Project: Voice of Village Health Committees and Social Accountability of Local Self-Government on Health Determinants of Local Communities in Kyrgyzstan
Country: Kyrgyz Republic
Executing Agency: Development Policy Institute (DPI)
Grant Amount: $598,833
Closing Date: January 2018
Frame and Challenge
Under the oversight of the Ministry of Health and national agencies, Local Self-governments (LSGs) in the Kyrgyz Republic are tasked with delivering health services in the country’s 40 rayons (districts). Officials have established 1,600 Village Health Committees (VHCs) – and consolidated them into an Association of Village Health Committees (AVHC) – to empower rural communities to advocate for their needs and interests among LSGs across rayons.
Though VHCs have some impact in promoting good health practices and behaviors, VHCs have not been effective in influencing broader public services linked to a healthy lifestyle, such as: water, sanitation, housing, and recreation services, which are often labeled determinants of health. Cooperation between VHCs and LSGs has been weak. In addition, VHCs do not fully understand how LSGs operate, and often lack capacity to collaborate with them to assess community needs, advocate for community interests, influence health budgets, and develop and implement health-related action plans. This project supports Village Health Committees (VHC) in rural areas to engage with local government officials, to monitor and improve budget allocations for resources that affect the health of the rural population.
The Development Policy Institute (DPI), a Kyrgyz NGO with a track record in community-driven development, received a grant from the GPSA to ensure that community needs are accounted for in local budgeting processes. A key aim of the grant is to enable VHCs to sustainably influence and monitor budgets for services related to broader health determinants. This will be done by implementing three components that are geared towards: 1) building the capacity of VHCs and AVCH to identify health priorities, engage with LSGs, and effectively participate in budget processes; 2) collecting information on health priorities to inform planning and budget allocation; and 3) providing technical assistance to LSGs in the use of social accountability tools to monitor budgets and improve service delivery.

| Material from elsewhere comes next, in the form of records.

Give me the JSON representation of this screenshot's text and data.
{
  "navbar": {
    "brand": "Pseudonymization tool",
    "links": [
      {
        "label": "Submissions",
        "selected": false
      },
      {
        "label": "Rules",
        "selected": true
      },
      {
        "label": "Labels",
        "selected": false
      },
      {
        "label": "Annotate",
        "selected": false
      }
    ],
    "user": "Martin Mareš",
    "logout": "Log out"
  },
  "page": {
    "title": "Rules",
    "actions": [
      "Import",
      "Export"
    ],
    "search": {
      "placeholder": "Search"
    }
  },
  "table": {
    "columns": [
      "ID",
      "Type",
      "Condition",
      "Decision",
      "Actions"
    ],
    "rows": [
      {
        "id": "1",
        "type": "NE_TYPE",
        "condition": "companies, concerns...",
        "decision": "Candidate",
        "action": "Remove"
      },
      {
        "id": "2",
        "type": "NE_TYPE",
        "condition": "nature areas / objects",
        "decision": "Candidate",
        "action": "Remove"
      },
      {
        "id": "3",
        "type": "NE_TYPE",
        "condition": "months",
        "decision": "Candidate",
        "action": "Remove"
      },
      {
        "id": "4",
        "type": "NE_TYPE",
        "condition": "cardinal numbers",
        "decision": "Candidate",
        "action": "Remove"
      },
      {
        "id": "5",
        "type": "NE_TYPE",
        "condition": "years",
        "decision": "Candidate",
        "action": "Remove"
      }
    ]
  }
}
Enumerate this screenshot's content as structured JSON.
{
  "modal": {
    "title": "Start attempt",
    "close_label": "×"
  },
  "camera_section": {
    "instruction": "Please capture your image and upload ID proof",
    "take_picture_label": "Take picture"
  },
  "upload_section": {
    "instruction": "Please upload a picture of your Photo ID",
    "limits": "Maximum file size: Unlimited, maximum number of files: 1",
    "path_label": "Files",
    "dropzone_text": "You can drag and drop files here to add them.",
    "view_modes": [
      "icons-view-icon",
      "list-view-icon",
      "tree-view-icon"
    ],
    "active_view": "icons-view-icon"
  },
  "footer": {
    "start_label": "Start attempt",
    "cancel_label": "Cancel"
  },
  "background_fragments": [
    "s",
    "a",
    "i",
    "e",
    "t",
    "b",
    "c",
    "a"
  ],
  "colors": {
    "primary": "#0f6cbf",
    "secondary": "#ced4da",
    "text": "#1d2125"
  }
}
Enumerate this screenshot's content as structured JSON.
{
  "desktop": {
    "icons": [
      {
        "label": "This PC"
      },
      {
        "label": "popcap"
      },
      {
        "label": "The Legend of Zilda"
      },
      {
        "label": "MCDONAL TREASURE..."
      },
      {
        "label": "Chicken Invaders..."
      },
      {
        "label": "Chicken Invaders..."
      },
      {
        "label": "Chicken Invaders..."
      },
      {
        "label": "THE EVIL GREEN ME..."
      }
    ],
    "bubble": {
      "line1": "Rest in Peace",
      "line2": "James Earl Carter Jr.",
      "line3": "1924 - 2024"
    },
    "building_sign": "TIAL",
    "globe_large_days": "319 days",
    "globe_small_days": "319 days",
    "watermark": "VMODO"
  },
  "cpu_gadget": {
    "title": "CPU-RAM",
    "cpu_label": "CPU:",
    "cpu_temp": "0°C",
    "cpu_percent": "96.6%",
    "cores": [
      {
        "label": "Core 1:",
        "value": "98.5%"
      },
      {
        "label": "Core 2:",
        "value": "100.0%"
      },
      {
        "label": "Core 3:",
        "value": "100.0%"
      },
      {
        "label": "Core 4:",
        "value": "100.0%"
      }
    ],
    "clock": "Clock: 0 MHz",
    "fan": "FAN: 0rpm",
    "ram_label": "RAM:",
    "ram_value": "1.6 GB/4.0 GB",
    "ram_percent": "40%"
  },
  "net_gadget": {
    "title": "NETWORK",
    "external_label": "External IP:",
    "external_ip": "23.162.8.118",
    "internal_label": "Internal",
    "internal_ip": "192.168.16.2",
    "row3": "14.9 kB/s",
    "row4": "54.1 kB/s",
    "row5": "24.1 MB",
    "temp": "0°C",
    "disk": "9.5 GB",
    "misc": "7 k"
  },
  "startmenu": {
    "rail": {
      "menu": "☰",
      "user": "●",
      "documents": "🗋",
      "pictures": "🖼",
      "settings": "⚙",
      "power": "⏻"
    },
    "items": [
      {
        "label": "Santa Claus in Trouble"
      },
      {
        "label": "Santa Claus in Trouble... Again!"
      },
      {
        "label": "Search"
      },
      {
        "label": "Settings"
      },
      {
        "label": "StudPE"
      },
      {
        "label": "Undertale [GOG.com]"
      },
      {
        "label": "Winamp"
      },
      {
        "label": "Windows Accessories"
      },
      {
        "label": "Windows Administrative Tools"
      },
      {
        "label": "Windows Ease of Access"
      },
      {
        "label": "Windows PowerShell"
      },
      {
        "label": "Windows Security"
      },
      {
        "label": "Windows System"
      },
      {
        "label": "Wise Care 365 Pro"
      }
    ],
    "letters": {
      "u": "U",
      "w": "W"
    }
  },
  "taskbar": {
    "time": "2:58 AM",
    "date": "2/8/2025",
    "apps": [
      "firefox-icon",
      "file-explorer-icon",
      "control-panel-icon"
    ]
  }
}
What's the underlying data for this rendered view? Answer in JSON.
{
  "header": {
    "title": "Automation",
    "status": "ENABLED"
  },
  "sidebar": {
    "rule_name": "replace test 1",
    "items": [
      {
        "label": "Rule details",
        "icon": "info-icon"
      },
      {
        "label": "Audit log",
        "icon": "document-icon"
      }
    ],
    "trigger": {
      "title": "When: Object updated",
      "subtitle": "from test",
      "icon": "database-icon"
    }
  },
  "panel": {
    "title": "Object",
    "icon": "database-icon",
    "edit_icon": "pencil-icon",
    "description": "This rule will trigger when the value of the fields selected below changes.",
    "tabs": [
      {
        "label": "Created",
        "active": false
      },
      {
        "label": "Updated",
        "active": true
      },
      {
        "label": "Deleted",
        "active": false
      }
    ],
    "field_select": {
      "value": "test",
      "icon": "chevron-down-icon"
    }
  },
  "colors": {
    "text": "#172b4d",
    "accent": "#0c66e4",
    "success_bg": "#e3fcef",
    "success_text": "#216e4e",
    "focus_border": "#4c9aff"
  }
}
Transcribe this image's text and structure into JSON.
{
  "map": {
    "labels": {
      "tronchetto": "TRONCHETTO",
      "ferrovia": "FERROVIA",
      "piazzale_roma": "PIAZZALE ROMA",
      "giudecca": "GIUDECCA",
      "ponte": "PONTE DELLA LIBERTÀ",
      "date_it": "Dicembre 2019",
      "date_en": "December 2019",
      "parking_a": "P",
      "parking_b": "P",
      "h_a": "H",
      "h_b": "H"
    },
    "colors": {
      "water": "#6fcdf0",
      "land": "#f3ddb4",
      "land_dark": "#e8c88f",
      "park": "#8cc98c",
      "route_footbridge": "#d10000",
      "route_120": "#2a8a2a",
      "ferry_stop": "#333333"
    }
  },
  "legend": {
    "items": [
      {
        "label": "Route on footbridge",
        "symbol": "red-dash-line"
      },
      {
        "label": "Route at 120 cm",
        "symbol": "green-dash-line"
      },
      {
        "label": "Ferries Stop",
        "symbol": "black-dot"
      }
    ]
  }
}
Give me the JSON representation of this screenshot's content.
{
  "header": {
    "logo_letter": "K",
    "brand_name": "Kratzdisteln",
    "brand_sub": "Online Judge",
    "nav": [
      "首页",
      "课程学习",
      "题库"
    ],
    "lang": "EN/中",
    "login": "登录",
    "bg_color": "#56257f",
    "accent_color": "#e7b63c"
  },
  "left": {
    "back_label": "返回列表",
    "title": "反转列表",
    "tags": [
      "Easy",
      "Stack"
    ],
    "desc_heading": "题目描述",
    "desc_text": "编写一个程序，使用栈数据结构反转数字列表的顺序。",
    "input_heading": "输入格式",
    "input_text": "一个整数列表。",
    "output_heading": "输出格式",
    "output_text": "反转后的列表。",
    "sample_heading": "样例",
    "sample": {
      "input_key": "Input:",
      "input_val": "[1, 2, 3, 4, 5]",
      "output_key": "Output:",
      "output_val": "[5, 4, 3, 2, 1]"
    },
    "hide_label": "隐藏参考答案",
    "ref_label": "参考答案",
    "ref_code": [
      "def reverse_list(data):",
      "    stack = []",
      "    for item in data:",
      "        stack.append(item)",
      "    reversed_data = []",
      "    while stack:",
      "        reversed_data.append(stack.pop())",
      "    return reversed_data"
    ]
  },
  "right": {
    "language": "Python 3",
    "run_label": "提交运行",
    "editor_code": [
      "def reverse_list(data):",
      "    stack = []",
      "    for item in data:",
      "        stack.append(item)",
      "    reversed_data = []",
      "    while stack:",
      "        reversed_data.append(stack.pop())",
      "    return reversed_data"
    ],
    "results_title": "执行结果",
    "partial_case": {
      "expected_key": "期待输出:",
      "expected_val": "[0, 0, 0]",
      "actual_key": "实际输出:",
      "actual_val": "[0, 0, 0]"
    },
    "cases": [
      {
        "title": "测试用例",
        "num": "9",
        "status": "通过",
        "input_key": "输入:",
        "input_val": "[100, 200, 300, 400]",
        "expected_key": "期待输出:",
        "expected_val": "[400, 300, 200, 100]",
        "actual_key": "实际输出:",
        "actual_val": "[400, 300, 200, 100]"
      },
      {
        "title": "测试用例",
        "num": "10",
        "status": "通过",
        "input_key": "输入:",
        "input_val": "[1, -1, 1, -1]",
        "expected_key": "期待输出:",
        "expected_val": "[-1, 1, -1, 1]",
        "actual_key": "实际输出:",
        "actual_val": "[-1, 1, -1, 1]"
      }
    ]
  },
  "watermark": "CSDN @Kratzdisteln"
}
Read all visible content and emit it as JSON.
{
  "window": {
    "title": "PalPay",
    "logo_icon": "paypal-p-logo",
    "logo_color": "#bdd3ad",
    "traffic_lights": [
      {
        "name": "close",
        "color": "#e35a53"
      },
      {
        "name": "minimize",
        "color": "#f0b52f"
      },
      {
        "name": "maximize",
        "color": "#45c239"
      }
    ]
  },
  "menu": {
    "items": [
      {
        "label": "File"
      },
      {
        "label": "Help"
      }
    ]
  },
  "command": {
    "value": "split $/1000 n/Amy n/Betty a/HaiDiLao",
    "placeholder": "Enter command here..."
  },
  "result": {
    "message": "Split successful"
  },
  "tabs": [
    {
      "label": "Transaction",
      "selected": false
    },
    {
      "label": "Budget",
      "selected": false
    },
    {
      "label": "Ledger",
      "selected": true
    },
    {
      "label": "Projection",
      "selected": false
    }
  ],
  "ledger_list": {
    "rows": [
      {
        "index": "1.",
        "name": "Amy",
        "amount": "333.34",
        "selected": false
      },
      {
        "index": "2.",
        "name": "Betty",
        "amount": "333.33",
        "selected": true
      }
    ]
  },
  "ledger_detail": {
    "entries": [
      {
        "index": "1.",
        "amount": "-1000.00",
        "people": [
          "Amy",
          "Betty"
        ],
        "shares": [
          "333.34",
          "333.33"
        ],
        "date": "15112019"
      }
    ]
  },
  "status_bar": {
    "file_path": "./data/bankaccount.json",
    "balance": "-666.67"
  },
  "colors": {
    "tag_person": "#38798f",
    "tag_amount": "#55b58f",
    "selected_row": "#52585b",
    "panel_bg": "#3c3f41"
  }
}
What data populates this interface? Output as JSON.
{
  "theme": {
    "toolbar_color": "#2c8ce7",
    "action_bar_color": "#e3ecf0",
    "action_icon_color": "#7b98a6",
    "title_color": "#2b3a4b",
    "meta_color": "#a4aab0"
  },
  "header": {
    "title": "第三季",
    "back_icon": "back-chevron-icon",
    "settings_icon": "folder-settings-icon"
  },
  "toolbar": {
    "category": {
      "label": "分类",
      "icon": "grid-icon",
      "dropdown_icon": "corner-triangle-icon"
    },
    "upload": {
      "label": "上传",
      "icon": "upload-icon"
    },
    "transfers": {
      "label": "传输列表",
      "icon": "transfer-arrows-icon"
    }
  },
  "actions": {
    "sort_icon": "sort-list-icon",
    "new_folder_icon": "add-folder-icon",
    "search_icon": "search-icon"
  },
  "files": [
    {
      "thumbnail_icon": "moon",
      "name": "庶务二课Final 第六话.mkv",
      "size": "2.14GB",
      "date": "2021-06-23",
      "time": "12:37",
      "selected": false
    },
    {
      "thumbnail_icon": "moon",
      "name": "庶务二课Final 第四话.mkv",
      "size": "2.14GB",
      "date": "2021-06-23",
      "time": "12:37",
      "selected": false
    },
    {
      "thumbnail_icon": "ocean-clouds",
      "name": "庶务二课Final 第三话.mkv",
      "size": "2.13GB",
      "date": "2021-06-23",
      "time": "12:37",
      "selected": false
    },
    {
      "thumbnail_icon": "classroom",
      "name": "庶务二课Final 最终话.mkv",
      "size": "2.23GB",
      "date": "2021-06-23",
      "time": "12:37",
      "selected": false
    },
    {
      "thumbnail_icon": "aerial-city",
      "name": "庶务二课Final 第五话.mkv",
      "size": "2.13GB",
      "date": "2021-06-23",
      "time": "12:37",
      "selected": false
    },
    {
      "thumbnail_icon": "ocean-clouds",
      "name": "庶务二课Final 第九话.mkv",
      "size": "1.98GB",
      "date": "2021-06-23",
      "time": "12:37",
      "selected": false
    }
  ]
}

The Project has provided technical assistance and capital to achieve important milestones and results:
87% of 99 identified problems concerning health determinants in 25 pilot villages were addressed jointly by local self-government bodies and local communities.
Over 10,000 citizens helped identify priority issues in their villages, having received access to local budget information and helped shape new health policies.
The AVHC developed a mechanism to bring those priority problems which lie beyond the capability of local communities to the attention of LSGs, the State Health Insurance Fund and the Ministry of Health.
This Kyrgyz Project continues to provide lessons which stem from its design, implementation, and outcomes:
The The original design of this grant benefitted from lessons learned from DPI’s previous work on the importance of working within existing structures rather than creating new ones, and ensuring that project activities translate into tangible action plans and policies.
Open budget hearings are an effective tool for self-governance, however, the concept of the open hearing may not be enshrined in local practice. Open hearings should be established procedurally and defined to include both local governments and citizens.
Installment of open hearings and other social accountability tools may be tackled at both the local and national level, as national actors are responsible for policy in the local spheres of most GPSA operations.
A growing concern to note and monitor is the problem of rural youth leisure. Sports development and improvements upon youth culture and activity should be considered in future health sector projects.
To learn more about the Project, check out the following links: